  • On Tuesday May 24, during hour 20, the 5 minute MCP hit the maximum $2000/MWh

Both spikes appeared to be due to renewable and demand forecasts being poor predictors of actual market conditions. The OEB's new report is therefore very relevant today, despite being for the period from November 1, 2014 to April 30, 2015.
In the Current Reporting Period there were 28 hours in which the HOEP exceeded $200/MWh (High HOEPs). This Period also had the highest HOEP since market opening, reaching $1402/MWh in hour ending 8 on February 20, 2015. The High HOEPs were primarily caused by under-forecasts of demand and short-notice losses of supply (curtailing of imports and under-generation of wind facilities relative to their forecast production).
...
Relevance: 
Identifying the factors that lead to deviations between the PD-1 MCP and the HOEP provides insight into the root causes of price risks that participants, particularly importers and exporters, face as they enter offers and bids into the market.
This is the complicated data explanation of the simple mechanism through which forecasts can cause price spikes (for the reported period almost the exclusive cause of high priced hours). "Demand" to the MSP is demand from  IESO grid-connected generators. If the forecast for wind, and solar, is light the demand for grid-connected supply would be greater as embedded wind, and/or solar, would be less productive than expected too.
2.1.2  Wind Shortfalls, Demand Under-forecasting and High HOEPs 
A ‘wind shortfall’ occurs when real-time wind output is less than the hour-ahead (PD-1) forecast. Conversely, under-forecasting of demand occurs when real-time demand is greater than the PD- 1 forecast. Both of these conditions result in a greater need for supply in real-time than was contemplated in PD-1. There were wind shortfalls in all but one of the 28 High HOEPs during the Current Reporting Period, and an under-forecasting of demand in 22 of the 28 High HOEPs. Figure 2-3 maps the HOEP against wind and demand forecasts, and shows a data point for each hour during the Current Reporting Period.

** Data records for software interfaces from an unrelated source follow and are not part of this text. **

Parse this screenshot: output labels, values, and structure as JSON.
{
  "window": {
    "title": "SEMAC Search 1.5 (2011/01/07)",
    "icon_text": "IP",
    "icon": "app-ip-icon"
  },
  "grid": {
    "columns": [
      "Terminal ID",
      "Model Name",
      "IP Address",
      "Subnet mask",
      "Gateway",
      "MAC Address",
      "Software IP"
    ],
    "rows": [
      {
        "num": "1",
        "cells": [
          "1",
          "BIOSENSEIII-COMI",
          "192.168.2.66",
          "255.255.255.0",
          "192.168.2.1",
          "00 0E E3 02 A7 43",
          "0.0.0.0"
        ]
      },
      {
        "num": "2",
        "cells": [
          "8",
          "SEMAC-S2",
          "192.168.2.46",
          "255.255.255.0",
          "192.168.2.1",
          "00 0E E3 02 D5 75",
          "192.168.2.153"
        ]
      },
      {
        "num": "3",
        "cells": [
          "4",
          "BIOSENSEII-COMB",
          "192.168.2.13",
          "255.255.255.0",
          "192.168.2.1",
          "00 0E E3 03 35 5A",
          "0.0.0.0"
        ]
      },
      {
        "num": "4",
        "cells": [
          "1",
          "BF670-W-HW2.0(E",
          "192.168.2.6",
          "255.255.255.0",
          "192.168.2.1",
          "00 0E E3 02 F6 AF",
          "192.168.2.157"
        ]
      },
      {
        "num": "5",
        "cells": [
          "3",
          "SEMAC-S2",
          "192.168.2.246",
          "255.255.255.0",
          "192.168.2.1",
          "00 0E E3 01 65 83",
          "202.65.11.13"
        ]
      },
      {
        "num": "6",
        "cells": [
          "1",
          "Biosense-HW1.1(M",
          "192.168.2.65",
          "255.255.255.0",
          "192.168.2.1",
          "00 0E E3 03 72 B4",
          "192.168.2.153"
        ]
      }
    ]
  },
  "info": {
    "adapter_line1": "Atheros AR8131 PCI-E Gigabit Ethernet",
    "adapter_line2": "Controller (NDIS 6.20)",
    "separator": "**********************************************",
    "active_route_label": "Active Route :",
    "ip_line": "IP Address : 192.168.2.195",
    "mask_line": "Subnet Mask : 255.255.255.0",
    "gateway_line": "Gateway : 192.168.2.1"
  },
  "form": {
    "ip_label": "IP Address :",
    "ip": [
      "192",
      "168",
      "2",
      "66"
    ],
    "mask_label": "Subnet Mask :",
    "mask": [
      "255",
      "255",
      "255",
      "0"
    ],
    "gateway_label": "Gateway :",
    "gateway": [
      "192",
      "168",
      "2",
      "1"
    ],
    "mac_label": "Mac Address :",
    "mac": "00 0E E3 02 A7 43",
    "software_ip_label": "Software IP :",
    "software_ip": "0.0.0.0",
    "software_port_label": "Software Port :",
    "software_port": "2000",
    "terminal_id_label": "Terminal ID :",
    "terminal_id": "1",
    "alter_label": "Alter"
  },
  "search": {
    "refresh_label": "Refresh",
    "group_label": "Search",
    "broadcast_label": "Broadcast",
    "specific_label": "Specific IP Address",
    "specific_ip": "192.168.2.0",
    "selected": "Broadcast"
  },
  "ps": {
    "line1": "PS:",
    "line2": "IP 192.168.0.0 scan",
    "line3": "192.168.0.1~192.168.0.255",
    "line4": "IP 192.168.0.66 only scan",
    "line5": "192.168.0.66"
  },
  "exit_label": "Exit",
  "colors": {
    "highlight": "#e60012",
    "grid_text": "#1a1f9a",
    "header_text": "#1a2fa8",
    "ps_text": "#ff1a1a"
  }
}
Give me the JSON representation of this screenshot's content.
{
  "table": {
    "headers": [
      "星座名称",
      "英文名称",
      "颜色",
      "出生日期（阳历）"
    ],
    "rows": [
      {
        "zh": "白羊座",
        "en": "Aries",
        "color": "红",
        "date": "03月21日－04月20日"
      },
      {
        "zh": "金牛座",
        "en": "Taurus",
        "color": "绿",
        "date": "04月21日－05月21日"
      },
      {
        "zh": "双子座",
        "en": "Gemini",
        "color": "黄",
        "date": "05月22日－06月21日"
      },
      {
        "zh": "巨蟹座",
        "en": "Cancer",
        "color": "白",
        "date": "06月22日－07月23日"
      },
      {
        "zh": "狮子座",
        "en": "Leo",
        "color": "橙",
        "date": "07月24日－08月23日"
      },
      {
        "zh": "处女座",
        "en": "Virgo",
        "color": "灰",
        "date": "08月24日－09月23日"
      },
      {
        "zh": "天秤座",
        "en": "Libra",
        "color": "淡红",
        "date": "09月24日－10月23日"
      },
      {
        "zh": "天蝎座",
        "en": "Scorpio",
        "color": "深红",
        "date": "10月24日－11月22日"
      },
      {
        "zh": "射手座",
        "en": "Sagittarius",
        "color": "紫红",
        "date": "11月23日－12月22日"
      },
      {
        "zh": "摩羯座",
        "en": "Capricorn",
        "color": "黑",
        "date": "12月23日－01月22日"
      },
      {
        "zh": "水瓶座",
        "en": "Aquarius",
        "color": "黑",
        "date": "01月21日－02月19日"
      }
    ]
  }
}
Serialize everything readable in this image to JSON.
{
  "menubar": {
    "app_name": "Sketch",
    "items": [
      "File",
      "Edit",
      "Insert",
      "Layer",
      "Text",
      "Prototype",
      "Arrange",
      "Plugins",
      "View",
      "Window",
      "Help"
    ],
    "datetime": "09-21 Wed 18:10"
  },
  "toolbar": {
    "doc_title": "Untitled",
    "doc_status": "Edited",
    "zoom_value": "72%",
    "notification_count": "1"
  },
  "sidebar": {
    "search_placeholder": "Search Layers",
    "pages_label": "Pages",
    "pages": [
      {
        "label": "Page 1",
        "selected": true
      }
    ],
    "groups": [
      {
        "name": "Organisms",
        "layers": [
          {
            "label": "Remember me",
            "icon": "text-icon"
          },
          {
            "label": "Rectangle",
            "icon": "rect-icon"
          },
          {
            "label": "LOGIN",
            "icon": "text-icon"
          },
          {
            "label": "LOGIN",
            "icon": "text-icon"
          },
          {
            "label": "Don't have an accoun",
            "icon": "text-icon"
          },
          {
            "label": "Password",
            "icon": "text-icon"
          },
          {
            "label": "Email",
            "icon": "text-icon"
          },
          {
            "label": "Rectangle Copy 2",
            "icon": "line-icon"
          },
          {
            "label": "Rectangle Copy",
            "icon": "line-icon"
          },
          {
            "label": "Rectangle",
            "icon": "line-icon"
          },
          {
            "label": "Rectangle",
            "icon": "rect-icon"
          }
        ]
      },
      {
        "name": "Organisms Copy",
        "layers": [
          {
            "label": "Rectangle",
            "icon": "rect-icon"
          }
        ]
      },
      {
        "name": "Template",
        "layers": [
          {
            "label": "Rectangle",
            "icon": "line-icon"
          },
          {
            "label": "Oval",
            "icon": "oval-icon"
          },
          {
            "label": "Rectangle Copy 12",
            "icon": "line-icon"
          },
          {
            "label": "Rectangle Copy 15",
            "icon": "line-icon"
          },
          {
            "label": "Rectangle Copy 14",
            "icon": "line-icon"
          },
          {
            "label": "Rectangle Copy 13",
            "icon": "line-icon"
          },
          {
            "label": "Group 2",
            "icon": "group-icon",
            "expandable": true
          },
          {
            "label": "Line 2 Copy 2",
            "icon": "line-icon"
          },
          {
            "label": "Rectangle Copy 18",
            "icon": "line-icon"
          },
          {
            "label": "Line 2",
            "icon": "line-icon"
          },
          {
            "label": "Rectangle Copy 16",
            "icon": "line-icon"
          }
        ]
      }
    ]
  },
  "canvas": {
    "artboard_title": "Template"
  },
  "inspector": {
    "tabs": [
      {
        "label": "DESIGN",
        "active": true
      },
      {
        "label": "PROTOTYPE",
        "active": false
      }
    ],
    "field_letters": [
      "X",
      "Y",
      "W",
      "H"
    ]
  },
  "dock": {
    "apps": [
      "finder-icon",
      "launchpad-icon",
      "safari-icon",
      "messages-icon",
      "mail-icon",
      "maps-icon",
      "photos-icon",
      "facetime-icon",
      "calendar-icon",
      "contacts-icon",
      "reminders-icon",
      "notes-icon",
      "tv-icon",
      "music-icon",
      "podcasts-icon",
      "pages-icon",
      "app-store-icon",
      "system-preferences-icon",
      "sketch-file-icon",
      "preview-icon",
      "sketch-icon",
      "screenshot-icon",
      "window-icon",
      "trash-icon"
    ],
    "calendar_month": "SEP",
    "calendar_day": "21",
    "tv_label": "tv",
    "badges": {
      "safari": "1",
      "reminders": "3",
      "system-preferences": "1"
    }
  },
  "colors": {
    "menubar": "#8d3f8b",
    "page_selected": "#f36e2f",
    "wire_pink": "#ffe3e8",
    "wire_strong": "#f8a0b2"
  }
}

The coordinates represent the degree of demand forecast error (on the y-axis) and wind forecast error (on the x-axis). If a data point lies above the x-axis, then real-time demand was higher than forecast (the forecast underestimated real-time demand). If a data point lies to the right of the y-axis, then real-time wind production was less than was expected in the PD-1 timeframe (real-time wind production fell short of expectations). 
Figure 2-3: HOEP Map Against Ontario Demand Under-Forecasting and Wind Shortfall November 2014 – April 2015 (MW)

Thursday, May 26, 2016

California cap-and-trade auction predictably fails.

An article in the Los Angeles Times notes the poor results of California's latest auction of greenhouse gas credits.
Buyers at the auction took just 785,000 of the 43 million allowances offered, each of which allow the emission of one metric ton of carbon dioxide. All the permits were bought at the floor price of $12.73.
But there is a secondary market, where the private parties who own the credits trade them daily. Those credits were recently priced at $12.34, well below the state floor in the auctions. It means that any company needing a credit could buy it more cheaply on the secondary market than in the auction.
There are a lot of very poor, and mainstream, economists who have a great zeal for pricing carbon and no interest in attending to detail.  Most are professors. They are represented in the article by:
...a serious possibility is that emitters of carbon dioxide are making better-than-expected progress at cutting their gas output. That would mean the program is more successful than expected...
Another serious possibility is there is a flood of credits on a secondary market - credits  attained without any real reduction in emissions, which I've learned from following Aldyen Donnelly are known as "hot air" credits.
These are the credits that depress the carbon price. My province of Ontario may have chosen to join California in cap-and-trade precisely because it will be cheaper to purchase "hot air" credits from California than to attain actual carbon reductions at home.

From Twitter: